Western Front launches digitized Literary Collection
Western Front has announced the launch of a newly digitized Literary Collection—the culmination of a year-long project.
The launch event on Tuesday, November 24, 2015 at 7 pm marks the public release of an online showcase featuring more than 50 works from the archive. Amy De’Ath, a poet and PhD student at SFU, will contextualize this look back on the influence of the Literary scene at the Western Front.
The Western Front’s Literary Collection Archive documents a successful series of literary events called Monday Night Readings. It began in January 1974 and curators included Gerry Gilbert, Mary Beth Knechtel, and Charles Watts and the Western Front archives from the period include Gladys Hindmarch, Carole Itter, Roy Kiyooka, Daphne Marlatt, Jamie Reid, Fred Wah, the Four Horsemen and many others.
In addition to a ‘reading from the archive’ selected by De’Ath, the event will feature a guest reading by poet Dorothy Trujillo Lusk and archival appearances by: Kathy Acker, bill bissett, Gerald Creed, Peter Culley, Jeff Derksen, Deanna Ferguson, Maxine Gadd, Gladys Hindmarch, Roy Kiyooka, Monica Holden Lawrence, Steve MacCaffery, Susan Musgrave, bpNichol, Jamie Reid, Lisa Robertson, Nancy Shaw, Sharon Thesen, Fred Wah, Anne Waldman and Tom Wayman.
This launch also marks a couple interesting milestones:
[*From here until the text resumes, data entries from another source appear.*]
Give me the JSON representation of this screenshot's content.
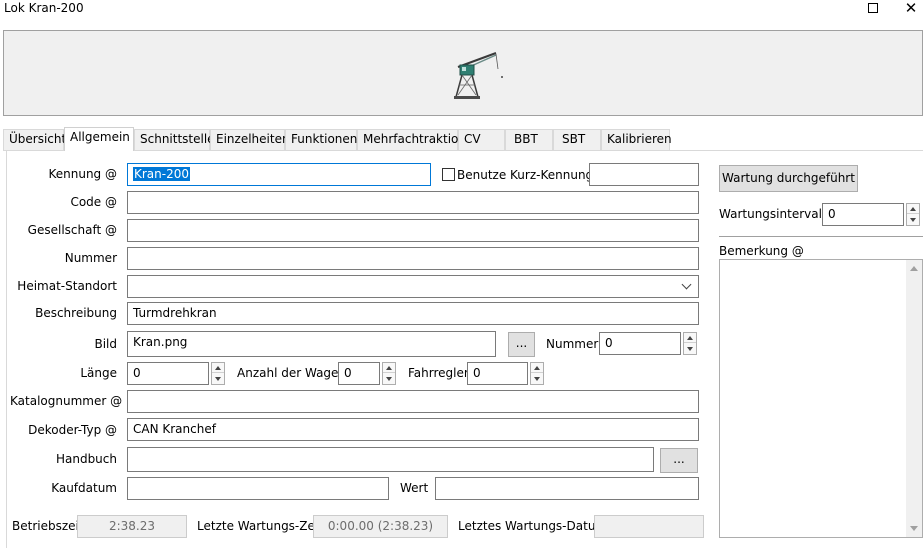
{
  "window": {
    "title": "Lok Kran-200",
    "maximize_glyph": "maximize-icon",
    "close_glyph": "✕"
  },
  "banner": {
    "image_icon": "crane-icon"
  },
  "tabs": [
    {
      "label": "Übersicht",
      "active": false
    },
    {
      "label": "Allgemein",
      "active": true
    },
    {
      "label": "Schnittstelle",
      "active": false
    },
    {
      "label": "Einzelheiten",
      "active": false
    },
    {
      "label": "Funktionen",
      "active": false
    },
    {
      "label": "Mehrfachtraktion",
      "active": false
    },
    {
      "label": "CV",
      "active": false
    },
    {
      "label": "BBT",
      "active": false
    },
    {
      "label": "SBT",
      "active": false
    },
    {
      "label": "Kalibrieren",
      "active": false
    }
  ],
  "form": {
    "kennung": {
      "label": "Kennung @",
      "value": "Kran-200"
    },
    "kurz_kennung": {
      "label": "Benutze Kurz-Kennung",
      "checked": false,
      "value": ""
    },
    "code": {
      "label": "Code @",
      "value": ""
    },
    "gesellschaft": {
      "label": "Gesellschaft @",
      "value": ""
    },
    "nummer": {
      "label": "Nummer",
      "value": ""
    },
    "heimat_standort": {
      "label": "Heimat-Standort",
      "value": ""
    },
    "beschreibung": {
      "label": "Beschreibung",
      "value": "Turmdrehkran"
    },
    "bild": {
      "label": "Bild",
      "value": "Kran.png",
      "browse_label": "..."
    },
    "bild_nummer": {
      "label": "Nummer",
      "value": "0"
    },
    "laenge": {
      "label": "Länge",
      "value": "0"
    },
    "anzahl_wagen": {
      "label": "Anzahl der Wagen",
      "value": "0"
    },
    "fahrregler": {
      "label": "Fahrregler",
      "value": "0"
    },
    "katalognummer": {
      "label": "Katalognummer @",
      "value": ""
    },
    "dekoder_typ": {
      "label": "Dekoder-Typ @",
      "value": "CAN Kranchef"
    },
    "handbuch": {
      "label": "Handbuch",
      "value": "",
      "browse_label": "..."
    },
    "kaufdatum": {
      "label": "Kaufdatum",
      "value": ""
    },
    "wert": {
      "label": "Wert",
      "value": ""
    },
    "betriebszeit": {
      "label": "Betriebszeit",
      "value": "2:38.23"
    },
    "letzte_wartungs_zeit": {
      "label": "Letzte Wartungs-Zeit",
      "value": "0:00.00 (2:38.23)"
    },
    "letztes_wartungs_datum": {
      "label": "Letztes Wartungs-Datum",
      "value": ""
    }
  },
  "right": {
    "wartung_button": "Wartung durchgeführt",
    "wartungsintervall": {
      "label": "Wartungsintervall",
      "value": "0"
    },
    "bemerkung": {
      "label": "Bemerkung @",
      "value": ""
    }
  }
}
First of all, the launch is part of the inaugural Vancouver Independent Archives Week. An initiative of grunt gallery, VIVO Media Arts Centre, and Western Front (with support from the Vancouver Foundation) the event aims to build direct community awareness and interaction with artist-run centre (ARC) archives in the Vancouver. The inaugural week-long event runs from November 22–28, 2015, and a full list of events can be found at archivesweek.ca.
Secondly, the Literary Collection Archive is the pilot project for Western Front’s in-house video digitization program. The current media archive is at risk due to obsolete formats and deteriorating tape stocks. But preservation, digitization, and storage cost money. To help preserve their huge archive, they have been raising funds through the Minute By Minute campaign. Supporters can donate dollar amounts—for example, $25 supports 5 minutes of footage—which directly help the works to be restored, digitized, and made publicly available.